If that makes Chicago look like a city lacking sports sophisticates, so be it. But, sorry, Ron Santo’s inability to pronounce players’ names correctly was worth listening to. And the story of his toupee catching fire in the Mets’ broadcast booth is better than most anything the Cubs did during his 21-year career as a color commentator.
Jeff Joniak with the Bears. Pat Hughes and Ron Coomer with the Cubs. Stacey King with the Bulls. Len Kasper with the 2016 Cubs, and now with the Sox. They might not be bigger than their teams, but in a very concrete way, they are their teams. The players don’t speak to the fans during a game. Those fans need a voice, a familiar voice with a familiar message. In 2019, when Sox rookie Eloy Jimenez hit a game-winning home run against the Cubs, the team that had sent him to the South Side in the Jose Quintana trade, Benetti knew his audience. “Thanks, Cubs!’’ he said. Was it pandering to those Sox fans who take glee at every Cubs’ misfortune? You bet it was. And they loved him for it.

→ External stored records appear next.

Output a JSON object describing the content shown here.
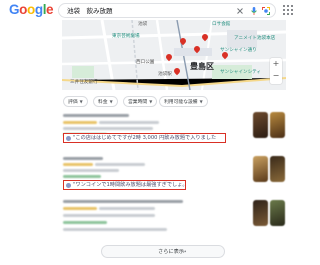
{
  "header": {
    "logo_letters": [
      {
        "ch": "G",
        "color": "#4285F4"
      },
      {
        "ch": "o",
        "color": "#EA4335"
      },
      {
        "ch": "o",
        "color": "#FBBC05"
      },
      {
        "ch": "g",
        "color": "#4285F4"
      },
      {
        "ch": "l",
        "color": "#34A853"
      },
      {
        "ch": "e",
        "color": "#EA4335"
      }
    ],
    "search_query": "池袋　飲み放題",
    "icons": [
      "close-icon",
      "mic-icon",
      "lens-icon",
      "search-icon",
      "apps-icon"
    ]
  },
  "map": {
    "ward_label": "豊島区",
    "labels": [
      "池袋",
      "ロサ会館",
      "サンシャイン通り",
      "東京芸術劇場",
      "アニメイト池袋本店",
      "サンシャインシティ",
      "西口公園",
      "池袋駅",
      "三井住友銀行"
    ],
    "zoom_in": "+",
    "zoom_out": "−"
  },
  "filters": [
    {
      "label": "評価",
      "has_dropdown": true
    },
    {
      "label": "料金",
      "has_dropdown": true
    },
    {
      "label": "営業時間",
      "has_dropdown": true
    },
    {
      "label": "利用可能な設備",
      "has_dropdown": true
    }
  ],
  "reviews": [
    {
      "text": "\"この店ははじめてですが2時 3,000 円飲み放題で入りました"
    },
    {
      "text": "\"ワンコインで1時間飲み放題は最強すぎでしょ。"
    }
  ],
  "more_button": {
    "label": "さらに表示",
    "arrow": "→"
  },
  "colors": {
    "highlight_border": "#d93025",
    "chip_border": "#dadce0",
    "review_text": "#4a4a6a"
  }
}
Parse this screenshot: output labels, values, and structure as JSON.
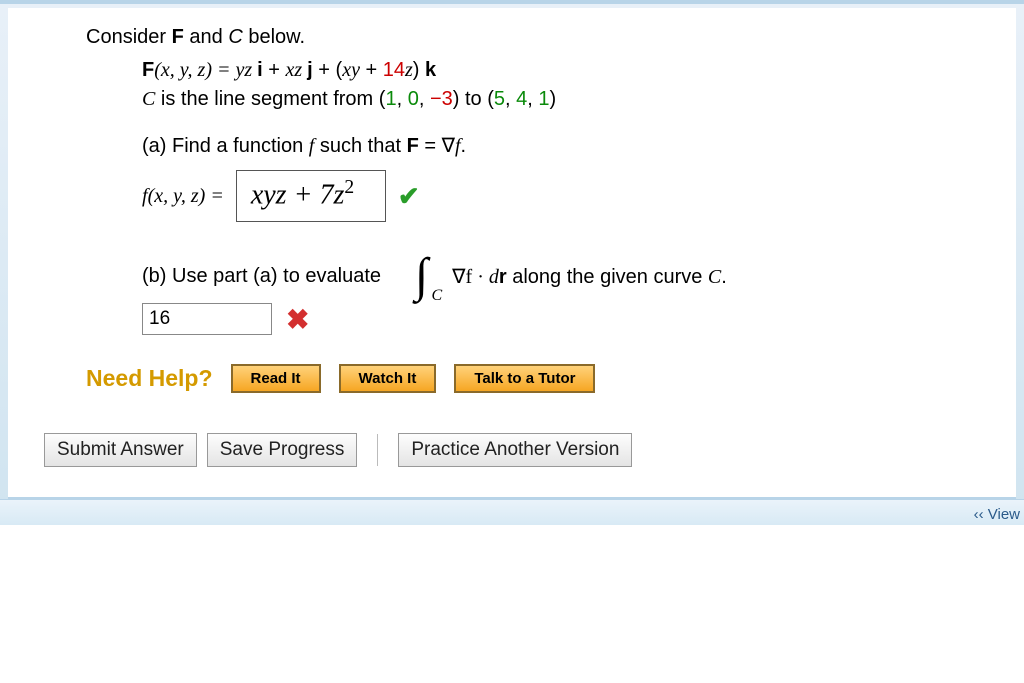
{
  "intro": {
    "consider_prefix": "Consider ",
    "F": "F",
    "and": " and ",
    "C": "C",
    "below": " below."
  },
  "formula": {
    "lhs_F": "F",
    "lhs_args": "(x, y, z) = ",
    "t1": "yz ",
    "i": "i",
    "plus1": " + ",
    "t2": "xz ",
    "j": "j",
    "plus2": " + (",
    "t3": "xy",
    "plus3": " + ",
    "coef": "14",
    "t4": "z",
    "close": ") ",
    "k": "k"
  },
  "curve": {
    "prefix": "C",
    "text1": " is the line segment from (",
    "p1a": "1",
    "c1": ", ",
    "p1b": "0",
    "c2": ", ",
    "p1c": "−3",
    "text2": ") to (",
    "p2a": "5",
    "c3": ", ",
    "p2b": "4",
    "c4": ", ",
    "p2c": "1",
    "text3": ")"
  },
  "part_a": {
    "label": "(a) Find a function ",
    "f": "f",
    "mid": " such that ",
    "F": "F",
    "eq": " = ∇",
    "f2": "f",
    "dot": "."
  },
  "answer_a": {
    "lhs_f": "f",
    "lhs_args": "(x, y, z) = ",
    "value_main": "xyz + 7z",
    "value_exp": "2"
  },
  "part_b": {
    "label": "(b) Use part (a) to evaluate",
    "int_sub": "C",
    "grad": "∇f",
    "dot": " · ",
    "d": "d",
    "r": "r",
    "after": "  along the given curve ",
    "Cfinal": "C",
    "dotend": "."
  },
  "answer_b": {
    "value": "16"
  },
  "help": {
    "label": "Need Help?",
    "read": "Read It",
    "watch": "Watch It",
    "tutor": "Talk to a Tutor"
  },
  "buttons": {
    "submit": "Submit Answer",
    "save": "Save Progress",
    "practice": "Practice Another Version"
  },
  "footer_link": "‹‹ View"
}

Sports franchises have a tendency to underestimate this kind of bond. I’m not sure if the Hawks did that with Olczyk. I am sure at some level they’re unhappy it came to this, with Eddie O headed to Seattle to be a Kraken broadcaster. They shouldn’t have let it come to this. Players come and go. Announcers stay. This one didn’t, and a city is having a difficult time processing it.